╭─ SUPPLIED DATA

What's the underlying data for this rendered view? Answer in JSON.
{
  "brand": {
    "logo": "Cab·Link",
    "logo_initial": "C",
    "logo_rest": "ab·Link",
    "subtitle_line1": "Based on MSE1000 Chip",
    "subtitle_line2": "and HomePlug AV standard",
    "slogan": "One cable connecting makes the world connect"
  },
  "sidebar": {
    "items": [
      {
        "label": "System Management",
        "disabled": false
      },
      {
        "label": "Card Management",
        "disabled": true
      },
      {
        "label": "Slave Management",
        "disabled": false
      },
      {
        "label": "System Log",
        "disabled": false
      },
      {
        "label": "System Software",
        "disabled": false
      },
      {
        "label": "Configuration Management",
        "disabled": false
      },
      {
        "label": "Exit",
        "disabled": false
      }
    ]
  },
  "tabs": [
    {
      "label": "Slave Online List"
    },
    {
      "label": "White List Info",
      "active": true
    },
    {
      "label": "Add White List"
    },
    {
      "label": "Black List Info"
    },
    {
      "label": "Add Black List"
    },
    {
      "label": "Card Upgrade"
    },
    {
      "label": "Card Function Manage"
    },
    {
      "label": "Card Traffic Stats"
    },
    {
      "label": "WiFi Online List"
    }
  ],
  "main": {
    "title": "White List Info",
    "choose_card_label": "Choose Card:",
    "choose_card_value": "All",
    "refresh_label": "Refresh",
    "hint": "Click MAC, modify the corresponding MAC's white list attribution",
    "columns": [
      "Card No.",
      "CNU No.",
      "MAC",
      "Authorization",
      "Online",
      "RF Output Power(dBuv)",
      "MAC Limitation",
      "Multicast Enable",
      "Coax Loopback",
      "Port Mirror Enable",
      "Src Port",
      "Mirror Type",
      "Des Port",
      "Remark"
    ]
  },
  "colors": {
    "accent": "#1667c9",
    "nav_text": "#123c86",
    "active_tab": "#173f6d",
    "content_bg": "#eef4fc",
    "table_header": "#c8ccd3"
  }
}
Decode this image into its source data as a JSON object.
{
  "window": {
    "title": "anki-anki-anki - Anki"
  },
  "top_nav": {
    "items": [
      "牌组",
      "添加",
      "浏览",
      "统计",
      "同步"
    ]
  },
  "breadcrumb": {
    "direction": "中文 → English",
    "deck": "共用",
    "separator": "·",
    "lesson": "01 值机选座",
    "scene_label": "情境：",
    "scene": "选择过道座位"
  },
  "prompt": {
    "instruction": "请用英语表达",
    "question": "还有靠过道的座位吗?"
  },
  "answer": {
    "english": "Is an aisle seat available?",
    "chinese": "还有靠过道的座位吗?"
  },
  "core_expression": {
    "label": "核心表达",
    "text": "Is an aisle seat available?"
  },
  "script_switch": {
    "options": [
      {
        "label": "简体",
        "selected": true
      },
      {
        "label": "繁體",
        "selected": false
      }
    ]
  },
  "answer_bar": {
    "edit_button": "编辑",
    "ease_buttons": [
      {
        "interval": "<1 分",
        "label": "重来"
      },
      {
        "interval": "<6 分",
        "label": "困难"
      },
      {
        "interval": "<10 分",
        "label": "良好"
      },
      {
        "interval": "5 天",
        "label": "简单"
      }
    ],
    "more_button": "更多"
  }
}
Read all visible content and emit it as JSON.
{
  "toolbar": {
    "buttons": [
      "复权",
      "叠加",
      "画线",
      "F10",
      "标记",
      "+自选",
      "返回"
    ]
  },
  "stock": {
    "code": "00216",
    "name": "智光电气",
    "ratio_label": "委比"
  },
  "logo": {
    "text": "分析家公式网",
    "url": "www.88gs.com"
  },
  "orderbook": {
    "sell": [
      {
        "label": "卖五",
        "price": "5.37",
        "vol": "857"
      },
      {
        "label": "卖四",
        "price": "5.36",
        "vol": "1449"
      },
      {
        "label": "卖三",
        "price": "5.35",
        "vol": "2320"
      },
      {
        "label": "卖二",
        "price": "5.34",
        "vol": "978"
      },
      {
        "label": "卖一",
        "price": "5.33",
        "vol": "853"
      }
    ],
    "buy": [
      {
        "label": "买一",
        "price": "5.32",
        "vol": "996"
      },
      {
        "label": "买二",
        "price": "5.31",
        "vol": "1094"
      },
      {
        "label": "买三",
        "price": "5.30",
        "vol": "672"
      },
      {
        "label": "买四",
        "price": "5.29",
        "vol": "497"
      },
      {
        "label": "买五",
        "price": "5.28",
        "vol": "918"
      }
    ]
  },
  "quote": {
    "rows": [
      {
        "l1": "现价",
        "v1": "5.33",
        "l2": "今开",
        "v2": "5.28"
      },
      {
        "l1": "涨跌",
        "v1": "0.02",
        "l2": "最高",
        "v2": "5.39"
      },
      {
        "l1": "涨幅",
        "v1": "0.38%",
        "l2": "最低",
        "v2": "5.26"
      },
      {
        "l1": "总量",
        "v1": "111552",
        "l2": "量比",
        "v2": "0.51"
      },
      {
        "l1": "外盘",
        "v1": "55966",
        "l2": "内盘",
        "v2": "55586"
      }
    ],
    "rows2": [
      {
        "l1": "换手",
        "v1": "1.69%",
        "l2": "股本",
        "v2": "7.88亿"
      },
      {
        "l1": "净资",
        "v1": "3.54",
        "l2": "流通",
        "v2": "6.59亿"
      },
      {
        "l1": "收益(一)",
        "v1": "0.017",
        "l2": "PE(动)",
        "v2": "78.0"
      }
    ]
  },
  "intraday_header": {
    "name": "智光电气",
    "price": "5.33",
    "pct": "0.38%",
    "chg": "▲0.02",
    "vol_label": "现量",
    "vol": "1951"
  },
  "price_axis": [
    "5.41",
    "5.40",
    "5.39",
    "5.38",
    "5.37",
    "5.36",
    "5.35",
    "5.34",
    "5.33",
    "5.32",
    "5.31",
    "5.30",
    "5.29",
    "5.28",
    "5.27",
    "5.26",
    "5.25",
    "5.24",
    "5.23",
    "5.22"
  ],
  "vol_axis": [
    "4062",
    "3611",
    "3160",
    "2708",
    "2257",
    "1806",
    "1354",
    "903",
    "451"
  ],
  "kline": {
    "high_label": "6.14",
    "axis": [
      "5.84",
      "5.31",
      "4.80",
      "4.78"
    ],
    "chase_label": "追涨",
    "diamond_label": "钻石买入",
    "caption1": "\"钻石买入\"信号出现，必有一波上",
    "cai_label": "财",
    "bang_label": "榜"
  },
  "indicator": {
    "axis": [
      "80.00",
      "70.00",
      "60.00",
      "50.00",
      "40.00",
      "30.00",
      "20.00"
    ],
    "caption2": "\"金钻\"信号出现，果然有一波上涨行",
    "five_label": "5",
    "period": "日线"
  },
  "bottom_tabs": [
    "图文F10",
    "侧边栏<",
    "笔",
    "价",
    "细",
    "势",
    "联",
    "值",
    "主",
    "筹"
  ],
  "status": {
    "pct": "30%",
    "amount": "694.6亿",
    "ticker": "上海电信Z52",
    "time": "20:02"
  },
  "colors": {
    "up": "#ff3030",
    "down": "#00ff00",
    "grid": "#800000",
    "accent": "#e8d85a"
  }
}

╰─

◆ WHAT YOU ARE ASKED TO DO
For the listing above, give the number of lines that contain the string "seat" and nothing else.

◆ ANSWER SPACE
2